New Hampshire is certainly a great place to drink beer.  Heading into the White Mountains you won't come across too many brewers but you will find plenty of places that do sell beers that have come up from the coastal fringe.  If you are looking for a beer destination then Portsmouth would be the place to go I'd suggest where you will find both the beers and the bars.  For me, our next move was across the border into Vermont.  That will be written about next week.


Thursday, 10 September 2015

The Libertine, Worthing

It's been a long time since I posted anything and there are a number of reasons behind that.  The main one is work related which I can't go into but the whole situation is totally depressing.  On a more positive note there has also been a holiday to New England which I will write about shortly.  That was one big hop fest!!

This week I ventured over to Worthing again because it has a new craft beer bar that I wanted to check out.  My thoughts regarding the best pubs in Worthing which I posted about earlier this year (click here to read that) have not been changed by this visit. The guy behind the wonderful Wandering Goose, reviewed in the aforementioned post, is also behind this new bar.  He is obviously aiming it at a totally different clientele.
The Libertine is located more centrally in Portland Street about half a mile from the seafront.  This makes it more convenient for the train station but in future I will take the longer walk to the Wandering Goose.  The bar is cavernous with lots of floor space and presumably there will be music nights to take advantage of this.  There are large chunky wooden tables, large chunky wooden benches and plenty of wood on the walls, floors and ceilings too.  Generally it has a modern and appealing look.  Each table has a gin menu listing 40+ gins.  Each table also has a candle to compensate for the low lighting although there is plenty of natural light from the large windows before the sun sets.    

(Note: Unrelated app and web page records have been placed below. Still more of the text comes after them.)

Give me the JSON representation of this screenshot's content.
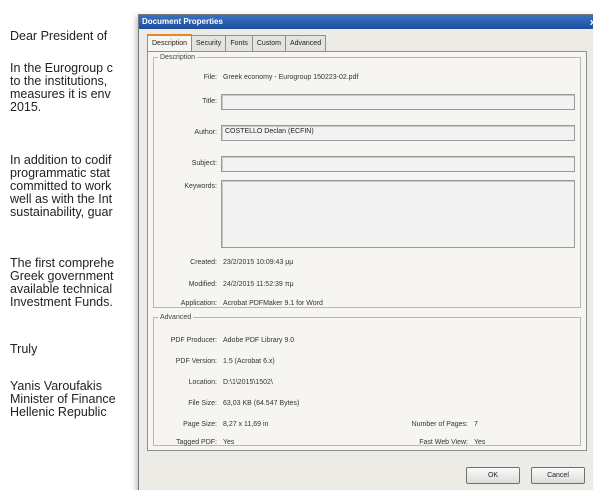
{
  "letter": {
    "salutation": "Dear President of",
    "p1": [
      "In the Eurogroup c",
      "to the institutions,",
      "measures it is env",
      "2015."
    ],
    "p2": [
      "In addition to codif",
      "programmatic stat",
      "committed to work",
      "well as with the Int",
      "sustainability, guar"
    ],
    "p3": [
      "The first comprehe",
      "Greek government",
      "available technical",
      "Investment Funds."
    ],
    "closing": "Truly",
    "signature": [
      "Yanis Varoufakis",
      "Minister of Finance",
      "Hellenic Republic"
    ]
  },
  "dialog": {
    "title": "Document Properties",
    "close_glyph": "x",
    "tabs": [
      "Description",
      "Security",
      "Fonts",
      "Custom",
      "Advanced"
    ],
    "active_tab": "Description",
    "description": {
      "legend": "Description",
      "file_label": "File:",
      "file_value": "Greek economy - Eurogroup 150223-02.pdf",
      "title_label": "Title:",
      "title_value": "",
      "author_label": "Author:",
      "author_value": "COSTELLO Declan (ECFIN)",
      "subject_label": "Subject:",
      "subject_value": "",
      "keywords_label": "Keywords:",
      "keywords_value": "",
      "created_label": "Created:",
      "created_value": "23/2/2015 10:09:43 μμ",
      "modified_label": "Modified:",
      "modified_value": "24/2/2015 11:52:39 πμ",
      "application_label": "Application:",
      "application_value": "Acrobat PDFMaker 9.1 for Word"
    },
    "advanced": {
      "legend": "Advanced",
      "producer_label": "PDF Producer:",
      "producer_value": "Adobe PDF Library 9.0",
      "version_label": "PDF Version:",
      "version_value": "1.5 (Acrobat 6.x)",
      "location_label": "Location:",
      "location_value": "D:\\1\\2015\\1502\\",
      "filesize_label": "File Size:",
      "filesize_value": "63,03 KB (64.547 Bytes)",
      "pagesize_label": "Page Size:",
      "pagesize_value": "8,27 x 11,69 in",
      "numpages_label": "Number of Pages:",
      "numpages_value": "7",
      "tagged_label": "Tagged PDF:",
      "tagged_value": "Yes",
      "fastweb_label": "Fast Web View:",
      "fastweb_value": "Yes"
    },
    "ok_label": "OK",
    "cancel_label": "Cancel"
  }
}
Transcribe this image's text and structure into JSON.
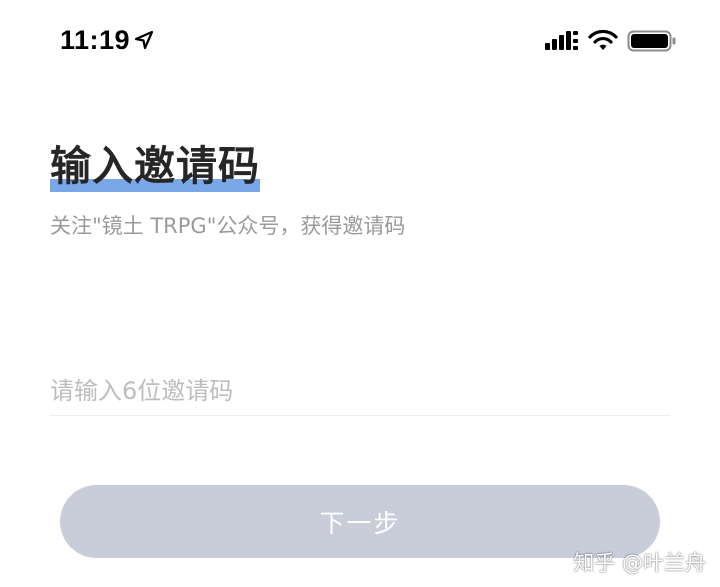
{
  "status_bar": {
    "time": "11:19",
    "location_icon": "location-arrow-icon",
    "signal_icon": "cellular-signal-icon",
    "wifi_icon": "wifi-icon",
    "battery_icon": "battery-icon"
  },
  "main": {
    "title": "输入邀请码",
    "subtitle": "关注\"镜土 TRPG\"公众号，获得邀请码",
    "input_placeholder": "请输入6位邀请码",
    "input_value": "",
    "next_button_label": "下一步"
  },
  "watermark": {
    "text": "知乎 @叶兰舟"
  },
  "colors": {
    "title_underline": "#7aa7e8",
    "button_disabled_bg": "#c9ccd9",
    "subtitle_text": "#9a9a9a",
    "placeholder_text": "#bdbdbd"
  }
}
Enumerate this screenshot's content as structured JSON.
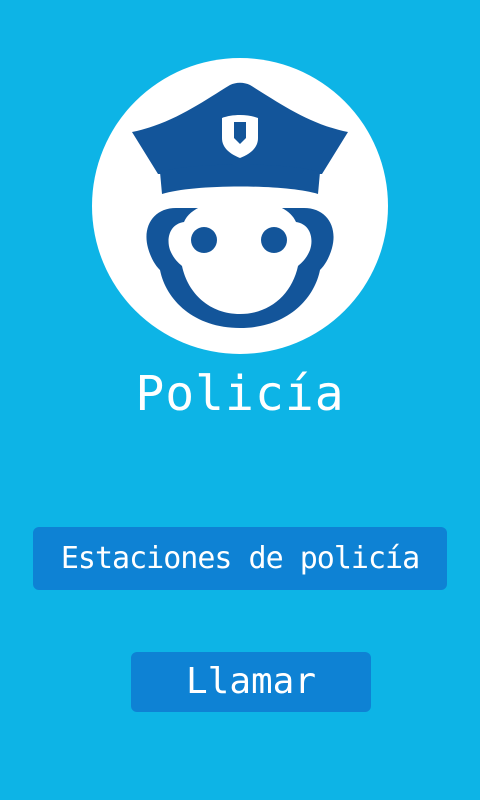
{
  "app": {
    "title": "Policía"
  },
  "buttons": {
    "stations_label": "Estaciones de policía",
    "call_label": "Llamar"
  },
  "icons": {
    "logo": "police-officer-icon"
  },
  "colors": {
    "background": "#0db4e6",
    "button": "#0e82d4",
    "icon": "#13559a",
    "text": "#ffffff",
    "circle": "#ffffff"
  }
}
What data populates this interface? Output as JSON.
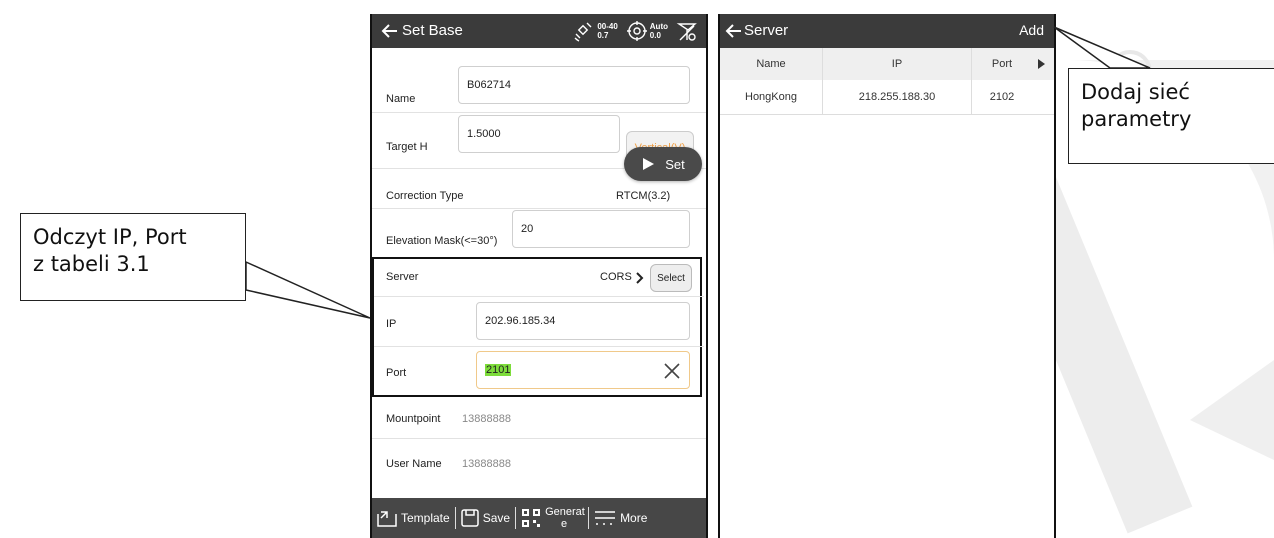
{
  "left_screen": {
    "title": "Set Base",
    "status": {
      "sat_top": "00-40",
      "sat_bottom": "0.7",
      "auto_top": "Auto",
      "auto_bottom": "0.0"
    },
    "name_label": "Name",
    "name_value": "B062714",
    "target_label": "Target H",
    "target_value": "1.5000",
    "vertical_button": "Vertical(V)",
    "set_button": "Set",
    "correction_label": "Correction Type",
    "correction_value": "RTCM(3.2)",
    "elevation_label": "Elevation Mask(<=30°)",
    "elevation_value": "20",
    "server_label": "Server",
    "server_value": "CORS",
    "select_button": "Select",
    "ip_label": "IP",
    "ip_value": "202.96.185.34",
    "port_label": "Port",
    "port_value": "2101",
    "mountpoint_label": "Mountpoint",
    "mountpoint_value": "13888888",
    "username_label": "User Name",
    "username_value": "13888888",
    "bottom_bar": {
      "template": "Template",
      "save": "Save",
      "generate": "Generat e",
      "more": "More"
    }
  },
  "right_screen": {
    "title": "Server",
    "add_button": "Add",
    "columns": [
      "Name",
      "IP",
      "Port"
    ],
    "rows": [
      {
        "name": "HongKong",
        "ip": "218.255.188.30",
        "port": "2102"
      }
    ]
  },
  "callouts": {
    "left_line1": "Odczyt IP, Port",
    "left_line2": "z tabeli 3.1",
    "right_line1": "Dodaj sieć",
    "right_line2": "parametry"
  },
  "colors": {
    "titlebar": "#3b3b3b",
    "bottombar": "#474747",
    "accent_orange": "#f0a24a",
    "port_highlight": "#7ddc3b"
  }
}
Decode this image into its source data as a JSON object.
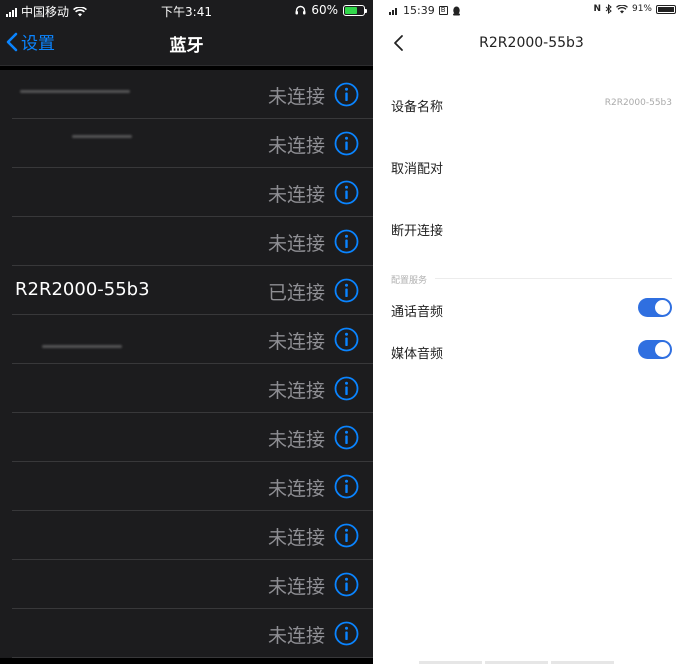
{
  "ios": {
    "statusbar": {
      "carrier": "中国移动",
      "time": "下午3:41",
      "battery": "60%"
    },
    "navbar": {
      "back_label": "设置",
      "title": "蓝牙"
    },
    "devices": [
      {
        "name": "",
        "status": "未连接"
      },
      {
        "name": "",
        "status": "未连接"
      },
      {
        "name": "",
        "status": "未连接"
      },
      {
        "name": "",
        "status": "未连接"
      },
      {
        "name": "R2R2000-55b3",
        "status": "已连接"
      },
      {
        "name": "",
        "status": "未连接"
      },
      {
        "name": "",
        "status": "未连接"
      },
      {
        "name": "",
        "status": "未连接"
      },
      {
        "name": "",
        "status": "未连接"
      },
      {
        "name": "",
        "status": "未连接"
      },
      {
        "name": "",
        "status": "未连接"
      },
      {
        "name": "",
        "status": "未连接"
      }
    ],
    "colors": {
      "accent": "#0a84ff",
      "background": "#000000",
      "cell": "#1c1c1e"
    }
  },
  "android": {
    "statusbar": {
      "time": "15:39",
      "network": "4G",
      "battery": "91%"
    },
    "header": {
      "title": "R2R2000-55b3"
    },
    "device_name": {
      "label": "设备名称",
      "value": "R2R2000-55b3"
    },
    "unpair_label": "取消配对",
    "disconnect_label": "断开连接",
    "section_label": "配置服务",
    "services": [
      {
        "label": "通话音频",
        "enabled": true
      },
      {
        "label": "媒体音频",
        "enabled": true
      }
    ],
    "colors": {
      "accent": "#2f6fe0"
    }
  }
}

What I was interested in was the beer list of course.  The Wandering Goose has a great selection of craft keg beers as well as a couple of craft real ales on handpump.  Here there are no handpumps and the craft keg selection could have come right out of the Wandering Goose.  I had a superb Old Ford Export Stout from Redchurch, a not so impressive session IPA from Bear Hug and a decent Easy IPA from Flying Dog.  Most of the beers available were from London brewers.  Meantime, Camden, London Fields, Portobello were all in evidence which is OK.  From further afield, Thornbridge Jaipur was also available.  If I had gone to the Wandering Goose I may well have seen the exact same selection though.  Therefore it all comes down to the type of bar a person prefers.  My guess is that anyone who enjoys the small cosy intimate nature of the Wandering Goose will not be swapping that for the Libertine.  The Libertine will attract a younger person and may therefore not get the same crowd looking for craft beers.  
I left The Libertine thinking that while it is an interesting addition to the Worthing scene it will not be a place I will rush to visit again.  Don't get me wrong.  There's nothing I particularly disliked about this place.  The piped music was definitely to my taste and so was the beer.  It was quiet though and when it is full of younger people downing gin I think it would resemble my idea of hell.  However, if it gets the younger clientele trying and enjoying craft beer then that can only be a good thing.  How many of them will want to savour a 7.5% export stout in preference to gin or one of their lagers though is questionable.  It will be interesting to see if their beer range changes over time and away from the sort of offerings you get at the Wandering Goose.
After The Libertine there was still time to visit the Brooksteed Alehouse of course where I felt much more at home.  Nick and Paula were recovering from their first birthday celebrations.  They had a fabulous selection of 8 ales on over the weekend and there was still some left.  The Hastings Breakfast Porter was OK without hitting the heights of some of their other beers.  The Gyle 59 Pale and Bitter was as good as you would expect from this excellent Dorset brewer.  Overall it was a very pleasant evening.